* [DATA SHOWN]
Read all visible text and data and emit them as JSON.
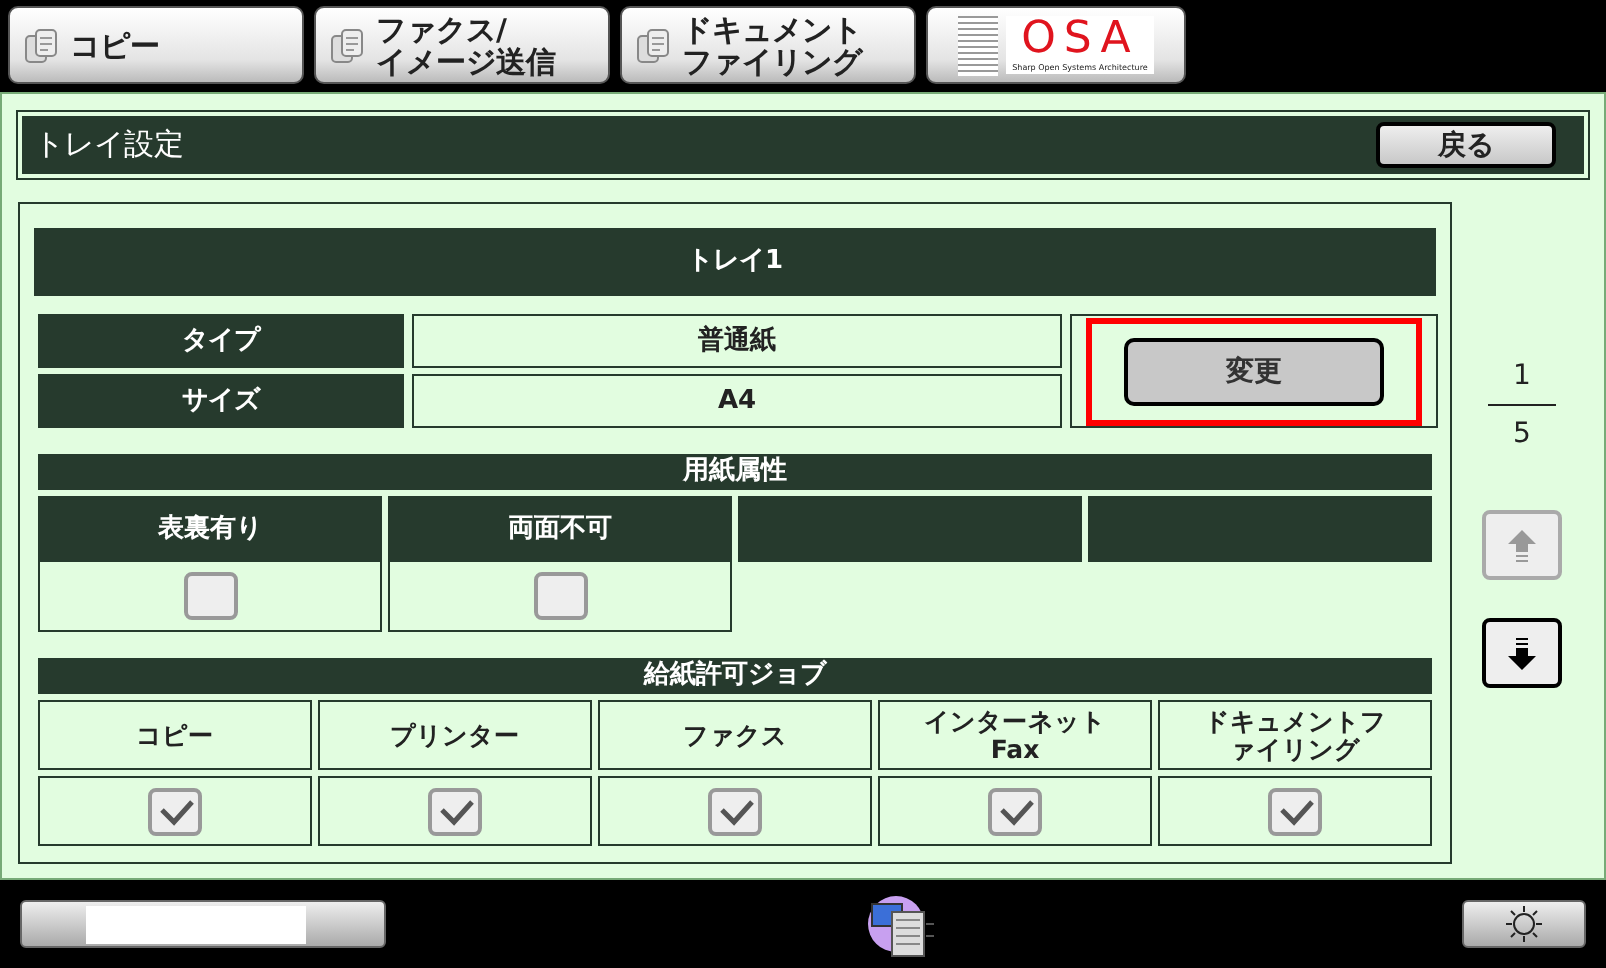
{
  "mode_tabs": [
    {
      "lines": [
        "コピー"
      ]
    },
    {
      "lines": [
        "ファクス/",
        "イメージ送信"
      ]
    },
    {
      "lines": [
        "ドキュメント",
        "ファイリング"
      ]
    }
  ],
  "osa_logo": {
    "text": "OSA",
    "tagline": "Sharp Open Systems Architecture"
  },
  "title_bar": {
    "title": "トレイ設定",
    "back_button": "戻る"
  },
  "tray": {
    "title": "トレイ1",
    "properties": [
      {
        "label": "タイプ",
        "value": "普通紙"
      },
      {
        "label": "サイズ",
        "value": "A4"
      }
    ],
    "change_button": {
      "label": "変更",
      "highlighted": true
    },
    "paper_attributes": {
      "title": "用紙属性",
      "columns": [
        {
          "label": "表裏有り",
          "checked": false
        },
        {
          "label": "両面不可",
          "checked": false
        }
      ]
    },
    "allowed_jobs": {
      "title": "給紙許可ジョブ",
      "columns": [
        {
          "lines": [
            "コピー"
          ],
          "checked": true
        },
        {
          "lines": [
            "プリンター"
          ],
          "checked": true
        },
        {
          "lines": [
            "ファクス"
          ],
          "checked": true
        },
        {
          "lines": [
            "インターネット",
            "Fax"
          ],
          "checked": true
        },
        {
          "lines": [
            "ドキュメントフ",
            "ァイリング"
          ],
          "checked": true
        }
      ]
    }
  },
  "pager": {
    "current": "1",
    "total": "5",
    "up_disabled": true,
    "down_disabled": false
  }
}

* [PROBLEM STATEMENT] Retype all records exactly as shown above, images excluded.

* [ANSWER AREA]
Read all visible text and data and emit them as JSON.
{
  "mode_tabs": [
    {
      "lines": [
        "コピー"
      ]
    },
    {
      "lines": [
        "ファクス/",
        "イメージ送信"
      ]
    },
    {
      "lines": [
        "ドキュメント",
        "ファイリング"
      ]
    }
  ],
  "osa_logo": {
    "text": "OSA",
    "tagline": "Sharp Open Systems Architecture"
  },
  "title_bar": {
    "title": "トレイ設定",
    "back_button": "戻る"
  },
  "tray": {
    "title": "トレイ1",
    "properties": [
      {
        "label": "タイプ",
        "value": "普通紙"
      },
      {
        "label": "サイズ",
        "value": "A4"
      }
    ],
    "change_button": {
      "label": "変更",
      "highlighted": true
    },
    "paper_attributes": {
      "title": "用紙属性",
      "columns": [
        {
          "label": "表裏有り",
          "checked": false
        },
        {
          "label": "両面不可",
          "checked": false
        }
      ]
    },
    "allowed_jobs": {
      "title": "給紙許可ジョブ",
      "columns": [
        {
          "lines": [
            "コピー"
          ],
          "checked": true
        },
        {
          "lines": [
            "プリンター"
          ],
          "checked": true
        },
        {
          "lines": [
            "ファクス"
          ],
          "checked": true
        },
        {
          "lines": [
            "インターネット",
            "Fax"
          ],
          "checked": true
        },
        {
          "lines": [
            "ドキュメントフ",
            "ァイリング"
          ],
          "checked": true
        }
      ]
    }
  },
  "pager": {
    "current": "1",
    "total": "5",
    "up_disabled": true,
    "down_disabled": false
  }
}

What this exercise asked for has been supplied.